Objective: Human cytomegalovirus (HCMV) is one of the most common congenital infections worldwide and a frequent opportunistic infection that aggravates the condition of human immunodeficiency virus (HIV)-infected patients. The aim of the study was to evaluate the frequency and factors influencing HCMV infection among infants of HIV-positive women.
Methods: The study included 35 infants born to HIV-1-infected mothers examined for congenital infections. Children were evaluated for human immunodeficiency virus type 1 (HIV-1), HCMV, and HCV infection by serological and molecular methods.
Results: HIV-1 infection was found in one child whose mother did not receive antiretroviral treatment during pregnancy, and HCV infection in another infant. HCMV-DNA in the urine was present in 13/35 infants (37.14%) on the 10th day and 24/35 infants (68.57%) in the 4th week of life. The majority of HCMV-infected infants were asymptomatic, although they manifested microcephaly and low birth weight significantly more frequently (p = 0.006 and p = 0.02, respectively). Type HIV prophylaxis did not influence HCMV transmission.

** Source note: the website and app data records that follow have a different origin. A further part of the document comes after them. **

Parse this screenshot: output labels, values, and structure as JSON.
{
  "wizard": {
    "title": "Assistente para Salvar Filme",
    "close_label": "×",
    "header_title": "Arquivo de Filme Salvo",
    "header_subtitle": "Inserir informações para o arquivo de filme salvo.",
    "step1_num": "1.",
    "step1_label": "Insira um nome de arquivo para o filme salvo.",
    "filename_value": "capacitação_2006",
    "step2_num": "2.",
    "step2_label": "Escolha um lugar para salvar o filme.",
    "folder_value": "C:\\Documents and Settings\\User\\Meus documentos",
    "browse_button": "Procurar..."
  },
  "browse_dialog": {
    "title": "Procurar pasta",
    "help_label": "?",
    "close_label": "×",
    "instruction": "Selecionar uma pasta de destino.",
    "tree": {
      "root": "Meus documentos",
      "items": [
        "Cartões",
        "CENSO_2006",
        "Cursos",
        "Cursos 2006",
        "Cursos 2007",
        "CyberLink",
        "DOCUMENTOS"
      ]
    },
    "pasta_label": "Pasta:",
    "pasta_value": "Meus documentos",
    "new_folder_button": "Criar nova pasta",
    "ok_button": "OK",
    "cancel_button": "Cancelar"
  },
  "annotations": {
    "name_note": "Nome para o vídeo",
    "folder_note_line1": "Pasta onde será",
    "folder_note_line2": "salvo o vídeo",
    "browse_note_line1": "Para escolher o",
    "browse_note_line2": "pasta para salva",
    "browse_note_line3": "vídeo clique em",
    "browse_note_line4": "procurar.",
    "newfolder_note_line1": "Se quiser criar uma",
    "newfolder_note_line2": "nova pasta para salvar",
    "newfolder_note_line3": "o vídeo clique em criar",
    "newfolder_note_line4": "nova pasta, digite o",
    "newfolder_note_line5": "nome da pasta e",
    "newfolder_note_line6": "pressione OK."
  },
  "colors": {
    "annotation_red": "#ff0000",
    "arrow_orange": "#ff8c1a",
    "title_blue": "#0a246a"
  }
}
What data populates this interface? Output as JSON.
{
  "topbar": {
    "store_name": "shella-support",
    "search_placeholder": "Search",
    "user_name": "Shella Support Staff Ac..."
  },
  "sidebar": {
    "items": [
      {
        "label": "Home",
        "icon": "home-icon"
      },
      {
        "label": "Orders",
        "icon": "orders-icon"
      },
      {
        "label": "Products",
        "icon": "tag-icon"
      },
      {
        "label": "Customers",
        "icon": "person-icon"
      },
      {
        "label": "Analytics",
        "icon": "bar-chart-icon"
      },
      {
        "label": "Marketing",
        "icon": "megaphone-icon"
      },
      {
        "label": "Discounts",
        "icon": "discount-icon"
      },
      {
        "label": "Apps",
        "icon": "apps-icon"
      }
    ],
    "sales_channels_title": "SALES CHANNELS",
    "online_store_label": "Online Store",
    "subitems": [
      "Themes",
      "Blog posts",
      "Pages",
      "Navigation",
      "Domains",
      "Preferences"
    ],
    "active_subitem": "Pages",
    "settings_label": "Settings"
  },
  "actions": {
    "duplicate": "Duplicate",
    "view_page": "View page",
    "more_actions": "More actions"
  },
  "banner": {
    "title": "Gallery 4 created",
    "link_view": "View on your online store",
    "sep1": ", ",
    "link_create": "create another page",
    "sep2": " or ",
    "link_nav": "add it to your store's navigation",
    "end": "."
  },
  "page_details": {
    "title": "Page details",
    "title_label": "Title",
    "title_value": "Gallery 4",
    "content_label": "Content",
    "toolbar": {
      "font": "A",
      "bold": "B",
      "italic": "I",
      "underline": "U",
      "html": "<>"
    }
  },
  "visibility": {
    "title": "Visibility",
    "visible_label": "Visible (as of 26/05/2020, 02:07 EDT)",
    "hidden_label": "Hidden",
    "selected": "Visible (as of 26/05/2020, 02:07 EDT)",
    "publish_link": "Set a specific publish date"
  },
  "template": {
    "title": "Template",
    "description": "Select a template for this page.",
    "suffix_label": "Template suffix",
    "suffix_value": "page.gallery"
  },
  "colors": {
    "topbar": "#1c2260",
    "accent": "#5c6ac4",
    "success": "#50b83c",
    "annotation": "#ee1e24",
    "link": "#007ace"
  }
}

Conclusions: Although often asymptomatic, HCMV infection in infants born to HIV-infected mothers is frequent and may be associated with prematurity, low birth weight, and microcephaly. Diagnostic procedures in children of HIV-infected mothers should involve HCMV.